Note to create a signed transaction object, you'll want to use an SDK such as Ethers.js (check out the signer.signTransaction function); Leave some feedback at the bottom of the guide if you'd like to see a guide on that as well!

Libraries and Tools

There are several libraries and tools that facilitate message signing and verification:

  • web3.js, ethers.js and JavaScript libraries commonly used with Ethereum. Both provide functions for message signing and signature verification.
  • MetaMask: A popular Ethereum wallet that allows users to sign messages.
  • MyCrypto and MyEtherWallet: They provide UIs for users to sign arbitrary messages.

Security Considerations

  • Replay Attacks: Ensure signed messages have some form of nonce or timestamp to prevent them from being reused. Repay attacks consist of taking one confirmed transaction and maliciously trying to execute it again.
  • Phishing: Users should be careful about what they sign. Malicious DApps could trick users into signing a transaction rather than an innocent message.

Test Your Knowledge

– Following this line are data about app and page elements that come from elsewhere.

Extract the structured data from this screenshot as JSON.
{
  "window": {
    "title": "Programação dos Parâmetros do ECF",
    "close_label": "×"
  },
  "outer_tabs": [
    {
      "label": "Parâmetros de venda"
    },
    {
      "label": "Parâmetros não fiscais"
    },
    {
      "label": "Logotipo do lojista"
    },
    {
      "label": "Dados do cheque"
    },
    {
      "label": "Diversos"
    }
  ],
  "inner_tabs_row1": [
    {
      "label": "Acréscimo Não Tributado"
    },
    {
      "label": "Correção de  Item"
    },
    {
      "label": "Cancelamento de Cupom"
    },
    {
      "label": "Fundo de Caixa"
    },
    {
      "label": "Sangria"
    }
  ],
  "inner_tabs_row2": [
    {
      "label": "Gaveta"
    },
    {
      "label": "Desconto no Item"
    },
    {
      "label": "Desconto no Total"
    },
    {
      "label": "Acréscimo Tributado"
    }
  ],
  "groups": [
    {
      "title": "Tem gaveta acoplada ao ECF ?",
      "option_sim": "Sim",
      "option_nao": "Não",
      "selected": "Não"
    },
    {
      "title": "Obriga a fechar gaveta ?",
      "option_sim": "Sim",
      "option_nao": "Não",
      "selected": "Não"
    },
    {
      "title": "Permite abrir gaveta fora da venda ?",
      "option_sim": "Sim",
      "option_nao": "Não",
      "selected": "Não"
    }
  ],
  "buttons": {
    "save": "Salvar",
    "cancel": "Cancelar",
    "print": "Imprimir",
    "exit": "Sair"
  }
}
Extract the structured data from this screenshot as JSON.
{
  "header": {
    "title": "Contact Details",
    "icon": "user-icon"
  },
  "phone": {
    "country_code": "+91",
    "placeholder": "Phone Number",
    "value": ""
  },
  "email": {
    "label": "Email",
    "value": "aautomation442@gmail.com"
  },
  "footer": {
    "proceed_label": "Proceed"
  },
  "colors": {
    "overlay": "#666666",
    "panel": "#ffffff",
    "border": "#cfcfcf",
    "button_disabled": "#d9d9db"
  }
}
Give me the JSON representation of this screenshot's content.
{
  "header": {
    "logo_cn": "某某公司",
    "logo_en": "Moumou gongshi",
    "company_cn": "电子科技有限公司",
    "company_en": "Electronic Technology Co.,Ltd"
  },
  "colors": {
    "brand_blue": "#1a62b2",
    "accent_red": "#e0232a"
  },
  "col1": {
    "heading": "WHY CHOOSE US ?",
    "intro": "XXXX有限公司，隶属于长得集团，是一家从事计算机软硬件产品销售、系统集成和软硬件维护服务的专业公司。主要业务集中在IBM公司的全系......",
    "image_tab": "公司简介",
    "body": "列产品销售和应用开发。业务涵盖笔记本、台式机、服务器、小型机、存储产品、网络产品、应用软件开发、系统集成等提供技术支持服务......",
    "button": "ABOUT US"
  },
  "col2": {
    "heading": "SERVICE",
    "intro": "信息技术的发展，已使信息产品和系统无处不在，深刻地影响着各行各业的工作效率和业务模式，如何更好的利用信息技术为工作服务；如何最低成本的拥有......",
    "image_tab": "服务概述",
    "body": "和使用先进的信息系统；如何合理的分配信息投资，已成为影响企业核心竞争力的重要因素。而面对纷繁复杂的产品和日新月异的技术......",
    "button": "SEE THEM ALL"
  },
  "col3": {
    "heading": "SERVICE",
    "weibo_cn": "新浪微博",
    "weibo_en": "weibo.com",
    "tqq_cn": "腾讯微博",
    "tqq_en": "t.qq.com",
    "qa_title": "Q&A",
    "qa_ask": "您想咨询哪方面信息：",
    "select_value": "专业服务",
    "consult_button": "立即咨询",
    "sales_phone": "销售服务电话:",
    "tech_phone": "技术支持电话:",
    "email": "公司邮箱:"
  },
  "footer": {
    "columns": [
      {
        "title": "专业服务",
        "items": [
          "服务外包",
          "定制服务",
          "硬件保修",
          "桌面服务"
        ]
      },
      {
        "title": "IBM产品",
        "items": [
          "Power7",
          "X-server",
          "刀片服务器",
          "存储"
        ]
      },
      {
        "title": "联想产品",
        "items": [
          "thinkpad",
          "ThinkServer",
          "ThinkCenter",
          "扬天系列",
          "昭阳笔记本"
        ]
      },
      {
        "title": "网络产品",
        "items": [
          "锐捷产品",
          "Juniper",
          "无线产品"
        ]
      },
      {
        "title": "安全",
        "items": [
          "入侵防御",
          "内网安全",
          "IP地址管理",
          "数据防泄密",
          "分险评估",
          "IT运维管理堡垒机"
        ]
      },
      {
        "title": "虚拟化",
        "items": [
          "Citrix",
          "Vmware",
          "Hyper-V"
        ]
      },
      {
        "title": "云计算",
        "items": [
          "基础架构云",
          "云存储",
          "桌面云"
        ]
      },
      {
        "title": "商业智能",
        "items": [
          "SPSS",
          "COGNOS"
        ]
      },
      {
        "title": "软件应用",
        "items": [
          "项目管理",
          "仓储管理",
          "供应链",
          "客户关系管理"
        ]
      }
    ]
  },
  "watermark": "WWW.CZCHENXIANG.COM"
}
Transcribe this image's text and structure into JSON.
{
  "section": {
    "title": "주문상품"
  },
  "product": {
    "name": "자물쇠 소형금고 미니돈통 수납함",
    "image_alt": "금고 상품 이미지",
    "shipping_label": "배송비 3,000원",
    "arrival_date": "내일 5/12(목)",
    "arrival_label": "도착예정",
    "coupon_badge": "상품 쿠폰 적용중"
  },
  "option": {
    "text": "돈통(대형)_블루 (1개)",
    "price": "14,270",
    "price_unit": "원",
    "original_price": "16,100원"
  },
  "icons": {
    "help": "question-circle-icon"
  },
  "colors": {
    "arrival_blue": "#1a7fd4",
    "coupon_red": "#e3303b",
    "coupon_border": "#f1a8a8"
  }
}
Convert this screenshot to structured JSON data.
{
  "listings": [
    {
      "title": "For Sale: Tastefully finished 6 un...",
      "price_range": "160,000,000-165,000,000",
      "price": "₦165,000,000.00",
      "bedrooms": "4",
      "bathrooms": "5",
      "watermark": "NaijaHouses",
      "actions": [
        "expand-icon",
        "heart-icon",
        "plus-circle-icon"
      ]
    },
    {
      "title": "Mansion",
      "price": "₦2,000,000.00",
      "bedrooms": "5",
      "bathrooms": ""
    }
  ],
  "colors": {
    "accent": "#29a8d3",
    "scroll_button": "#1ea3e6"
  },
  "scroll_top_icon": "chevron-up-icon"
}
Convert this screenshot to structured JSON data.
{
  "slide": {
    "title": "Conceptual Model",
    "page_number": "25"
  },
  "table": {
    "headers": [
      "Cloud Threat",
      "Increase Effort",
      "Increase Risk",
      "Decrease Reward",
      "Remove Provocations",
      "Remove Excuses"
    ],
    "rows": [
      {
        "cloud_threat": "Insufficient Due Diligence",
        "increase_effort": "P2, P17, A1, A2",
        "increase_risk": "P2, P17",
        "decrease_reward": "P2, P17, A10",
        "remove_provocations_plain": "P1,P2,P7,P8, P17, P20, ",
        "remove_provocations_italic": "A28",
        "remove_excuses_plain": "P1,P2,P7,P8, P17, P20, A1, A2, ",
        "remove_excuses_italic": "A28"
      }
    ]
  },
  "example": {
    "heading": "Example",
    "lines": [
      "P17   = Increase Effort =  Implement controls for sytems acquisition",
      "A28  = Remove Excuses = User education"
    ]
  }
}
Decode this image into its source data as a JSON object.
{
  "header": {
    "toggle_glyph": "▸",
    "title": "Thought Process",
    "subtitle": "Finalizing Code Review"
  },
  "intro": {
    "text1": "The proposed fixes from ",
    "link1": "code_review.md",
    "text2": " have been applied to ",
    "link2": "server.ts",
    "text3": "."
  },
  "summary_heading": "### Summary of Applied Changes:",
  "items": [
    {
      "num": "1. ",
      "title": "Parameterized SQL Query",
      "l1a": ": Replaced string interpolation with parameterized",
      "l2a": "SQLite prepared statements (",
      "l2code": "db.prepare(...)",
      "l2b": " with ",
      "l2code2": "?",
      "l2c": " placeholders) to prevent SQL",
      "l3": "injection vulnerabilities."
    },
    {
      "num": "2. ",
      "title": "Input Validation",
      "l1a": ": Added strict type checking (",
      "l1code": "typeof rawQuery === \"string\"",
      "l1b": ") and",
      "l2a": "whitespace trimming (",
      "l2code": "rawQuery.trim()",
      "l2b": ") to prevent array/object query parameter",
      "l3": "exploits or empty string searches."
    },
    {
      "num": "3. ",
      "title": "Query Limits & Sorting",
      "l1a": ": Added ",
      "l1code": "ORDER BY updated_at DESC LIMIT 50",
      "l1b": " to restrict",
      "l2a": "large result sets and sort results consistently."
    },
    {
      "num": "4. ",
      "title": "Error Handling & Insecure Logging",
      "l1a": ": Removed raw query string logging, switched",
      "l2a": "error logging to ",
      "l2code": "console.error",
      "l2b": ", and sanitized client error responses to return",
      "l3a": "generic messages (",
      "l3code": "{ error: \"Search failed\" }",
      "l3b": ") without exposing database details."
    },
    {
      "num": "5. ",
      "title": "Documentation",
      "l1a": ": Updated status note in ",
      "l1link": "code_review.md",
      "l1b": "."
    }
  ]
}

Try attempting the short quiz to solidify your understanding!

🧠Knowledge Check
What are the two types of Accounts on Ethereum?

Wrap Up

There you have it! You now know a bit more about signature generation and verification on Ethereum.

We would love to hear more about what you are building. Drop us a line in Discord, or give us a follow on Twitter to stay up to date on all the latest information!

We ❤️ Feedback!

Let us know if you have any feedback or requests for new topics. We'd love to hear from you.

Share this guide